Why use resolution scaling?

With the ever-increasing rendering complexity of modern games, rendering at native resolution isn't always viable anymore, especially on lower-end GPUs.

Resolution scaling is one of the most direct ways to influence the GPU requirements of a scene. In scenes that are bottlenecked by the GPU (rather than by the CPU), decreasing the resolution scale can improve performance significantly. Resolution scaling is particularly important on mobile GPUs where performance and power budgets are limited.

While resolution scaling is an important tool to have, remember that resolution scaling is not intended to be a replacement for decreasing graphics settings on lower-end hardware. Consider exposing both resolution scale and graphics settings in your in-game menus.

See also

You can compare resolution scaling modes and factors in action using the 3D Antialiasing demo project.


Resolution scaling is currently not available for 2D rendering, but it can be simulated using the viewport stretch mode. See Multiple resolutions for more information.

Resolution scaling options

In the advanced Project Settings' Rendering > Scaling 3D section, you can find several options for 3D resolution scaling:

Scaling mode

  • Bilinear: Standard bilinear filtering (default).

  • FSR 1.0: AMD FidelityFX Super Resolution 1.0. Slower, but higher quality compared to bilinear scaling. On very slow GPUs, the cost of FSR 1.0 may be too expensive to be worth using it over bilinear scaling.

Here are comparison images between native resolution, bilinear scaling with 50% resolution scale and FSR 1.0 scaling with 50% resolution scale:

../../_images/resolution_scaling_bilinear_0.5.png ../../_images/resolution_scaling_fsr1_0.5.png

FSR 1.0 upscaling works best when coupled with another form of antialiasing. Temporal antialiasing (TAA) or multisample antialiasing (MSAA) should preferably be used in this case, as FXAA does not add temporal information and introduces more blurring to the image.

Here's the same comparison, but with 4× MSAA enabled on all images:

../../_images/resolution_scaling_bilinear_msaa_4x_0.5.png ../../_images/resolution_scaling_fsr1_msaa_4x_0.5.png

Notice how the edge upscaling of FSR 1.0 becomes much more convincing once 4× MSAA is enabled.

Rendering scale

The Rendering > Scaling 3D > Scale setting adjusts the resolution scale. 1.0 represents the full resolution scale, with the 3D rendering resolution matching the 2D rendering resolution. Resolution scales below 1.0 can be used to speed up rendering, at the cost of a blurrier final image and more aliasing.

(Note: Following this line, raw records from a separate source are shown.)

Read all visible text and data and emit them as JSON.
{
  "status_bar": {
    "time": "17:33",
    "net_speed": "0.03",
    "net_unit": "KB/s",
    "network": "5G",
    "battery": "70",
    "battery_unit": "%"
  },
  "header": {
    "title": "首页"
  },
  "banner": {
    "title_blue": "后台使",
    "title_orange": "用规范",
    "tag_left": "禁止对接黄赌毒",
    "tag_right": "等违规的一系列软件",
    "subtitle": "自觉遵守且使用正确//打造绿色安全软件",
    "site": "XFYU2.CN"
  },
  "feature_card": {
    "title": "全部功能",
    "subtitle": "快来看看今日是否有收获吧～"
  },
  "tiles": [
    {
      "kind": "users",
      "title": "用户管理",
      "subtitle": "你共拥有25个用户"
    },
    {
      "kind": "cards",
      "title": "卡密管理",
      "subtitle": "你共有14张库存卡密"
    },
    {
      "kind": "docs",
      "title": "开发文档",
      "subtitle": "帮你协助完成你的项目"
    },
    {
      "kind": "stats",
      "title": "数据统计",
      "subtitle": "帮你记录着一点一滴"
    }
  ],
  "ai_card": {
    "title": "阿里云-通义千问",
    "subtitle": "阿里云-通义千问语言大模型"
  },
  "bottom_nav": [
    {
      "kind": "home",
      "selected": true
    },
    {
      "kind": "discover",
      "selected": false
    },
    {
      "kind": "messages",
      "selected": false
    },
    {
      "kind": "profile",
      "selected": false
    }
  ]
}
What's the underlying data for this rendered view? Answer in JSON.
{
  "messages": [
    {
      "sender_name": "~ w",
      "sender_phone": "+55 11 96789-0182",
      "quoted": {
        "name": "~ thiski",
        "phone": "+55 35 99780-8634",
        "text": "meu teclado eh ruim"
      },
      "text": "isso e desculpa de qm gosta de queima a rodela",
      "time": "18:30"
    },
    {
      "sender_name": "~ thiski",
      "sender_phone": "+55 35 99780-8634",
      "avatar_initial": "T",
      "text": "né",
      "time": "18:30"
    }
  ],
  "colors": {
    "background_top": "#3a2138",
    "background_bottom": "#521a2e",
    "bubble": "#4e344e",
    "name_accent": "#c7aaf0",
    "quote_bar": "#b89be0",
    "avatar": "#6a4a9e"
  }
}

The rendering scale can be adjusted at run-time by changing the scaling_3d_scale property on a Viewport node.

Resolution scales above 1.0 can be used for supersample antialiasing (SSAA). This will provide antialiasing at a very high performance cost, and is not recommended for most use cases. See 3D antialiasing for more information.

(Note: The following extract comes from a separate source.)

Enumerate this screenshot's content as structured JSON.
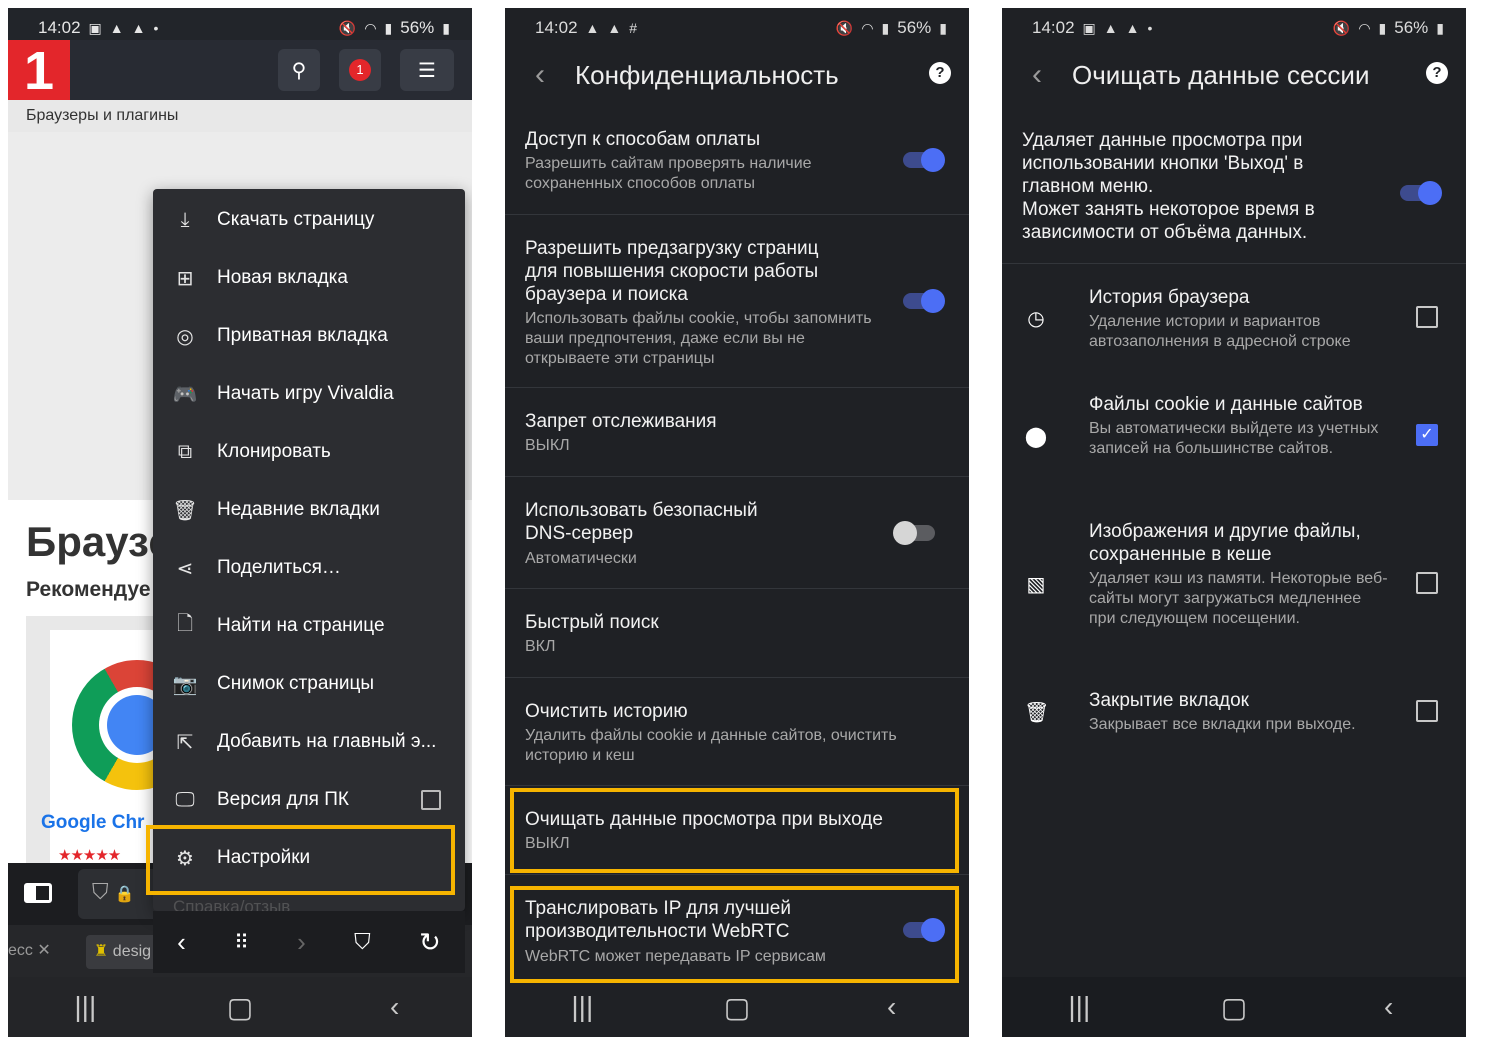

The tables below list common screen resolutions, the resulting 3D rendering resolution and the number of megapixels that need to be rendered each frame depending on the rendering scale option. Rows are sorted from fastest to slowest in each table.


The resolution scale is defined on a per-axis basis. For example, this means that halving the resolution scale factor will reduce the number of rendered megapixels per frame by a factor of 4, not 2. Therefore, very low or very high resolution scale factors can have a greater performance impact than expected.

1920×1080 (Full HD)

Resolution scale factor

3D rendering resolution

Megapixels rendered per frame